The farcical nature of communist era institutions, and their inability to maintain a realistic grasp on reality, despite pretensions of powers, is wonderfully portrayed in Forman's allegorical satire. Essentially a committee of old mildly corrupt men attempt to organize a celebration for the enjoyment of all. Less dark and introspective than Foreman's other Czech masterpiece Loves of a Blonde, but likely funnier.
Honesty is a stolen headcheese bouncing across a barren prize table. Lust is a last-minute unsolicited bathing suit in a local beauty contest. Sex is a defeated pearl necklace that topples an elephant. And being old means drinking, laughing, stealing, fighting and dancing (with an over-protective mother so your buddies can ogle boobs). This film is joy itself.
This picture takes advantage of essential human frailties and through them it criticizes an entire political regime. That's just an easy way to do it, and therefore it soon tastes false. This ambiguous nature (is this a picture about humans or about politics???) condemns it to irrelevance.
The scene in which the retiring Fire Chief begins to walk towards the stage, off cue, orchestra in full swing, as opposed to the young girls chosen to partake in the "beauty contest," is one of the funniest moments I've ever come across in a film. Subtle, funny, optimistically pessimistic. What a great film!
I bought this film, and thought it was decent but not a keeper, I've been regretting it ever since. I love when humour is used so naively, in a way that doesn't betray the dignity of the people portrayed, in this aspect it brought such a joy to the people involved. At the same time the lighter moments brought such a sadness to the more melancholic moments. A great, and simple piece of cinematic bliss.
I think this is the most funny and at the same time the most sad movie Forman ever made. So far I have never seen a better lecture on socialism. Considered that this satire actually was made in the year 1967 in former Czechoslovakia I can only bow in awe about the braveness of the director and the whole cast. Highly recommended!
Charming! Pretty variable, but with some truly enjoyable scenes. I like the subtle political satire/criticism from these czech films from the sixties. Though, I've only seen the amazing Daisies in addition to this one, but they are pretty similar in these political undertones.
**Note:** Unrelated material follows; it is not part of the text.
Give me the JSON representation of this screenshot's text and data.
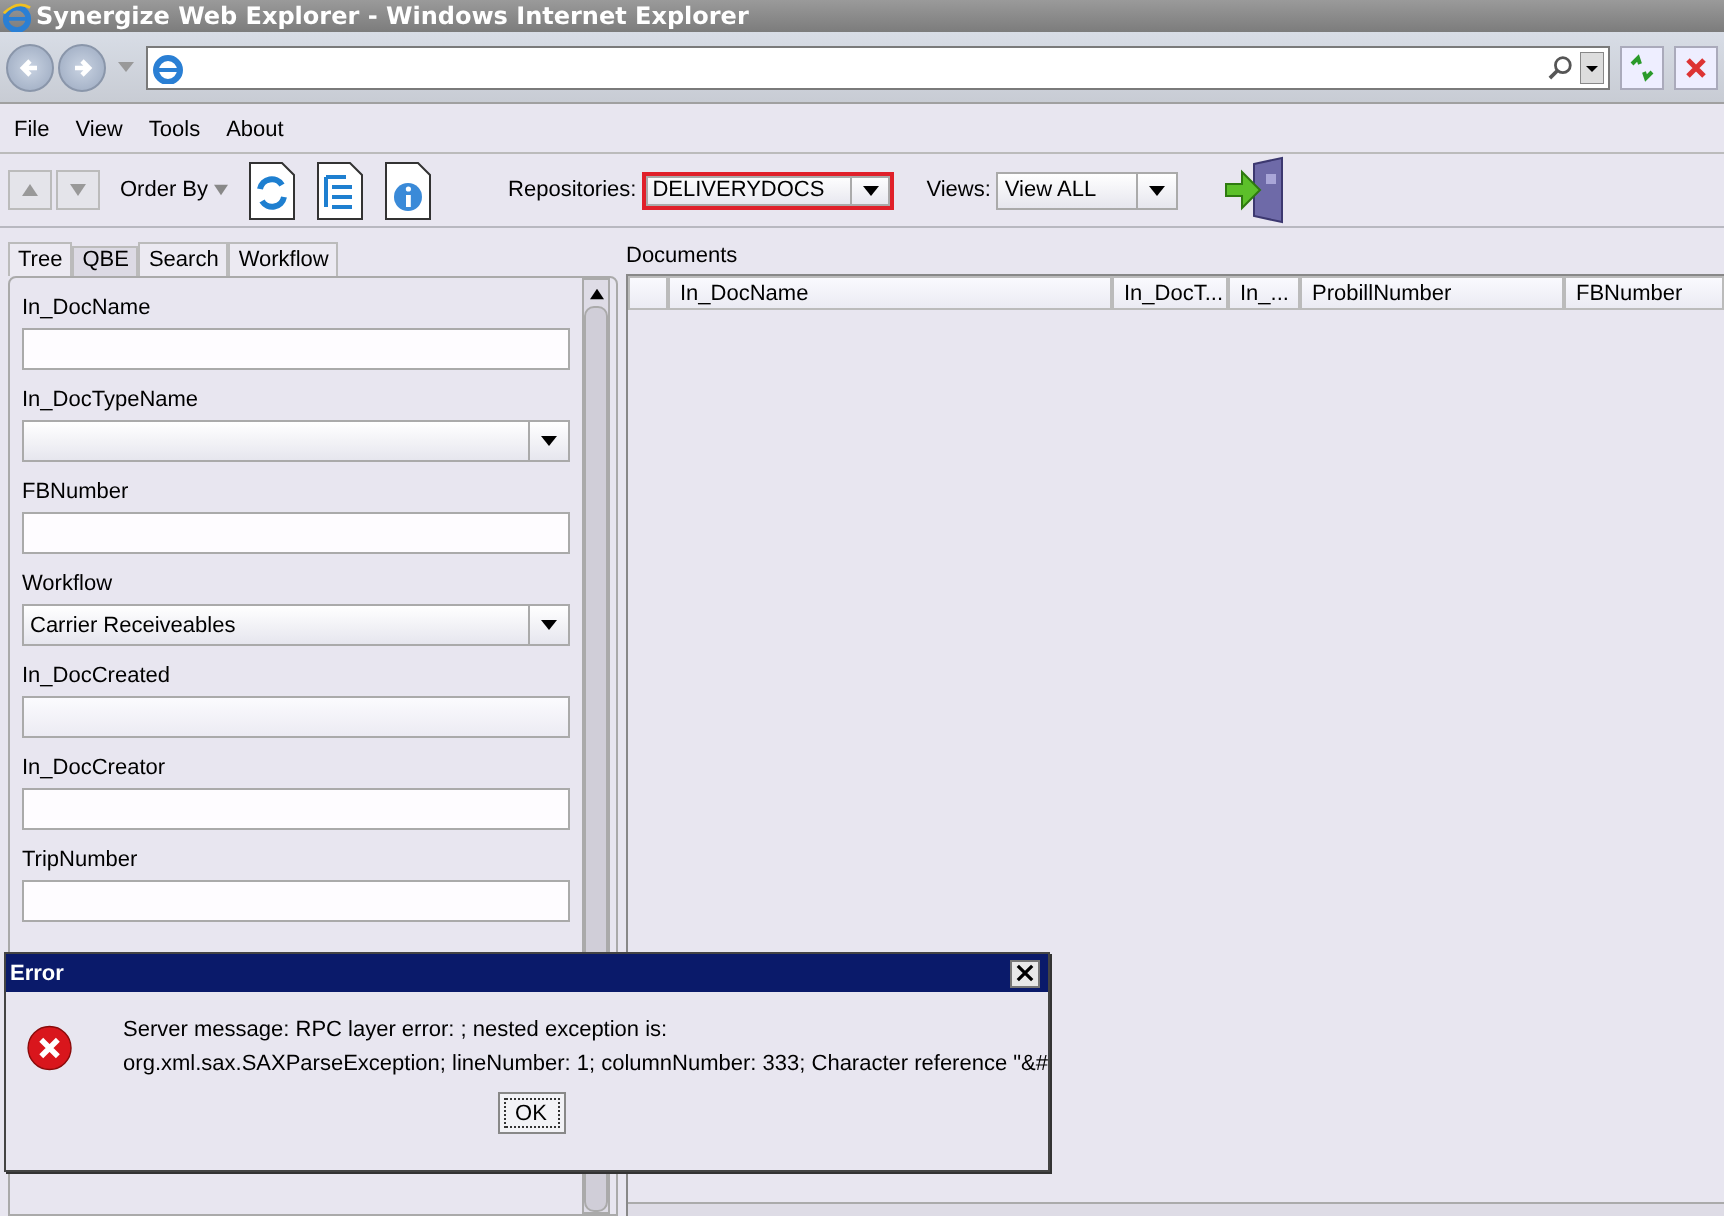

The Firemen’s Ball is a harsh and effective satire on the political state of Czechoslovakia duing the 1960s. Hilarious at most moments and in possession of an arsenal of symbols, this is simply a fantastic allegory, the kind I wish I were able to write. The script should be archived and taught along Animal Farm.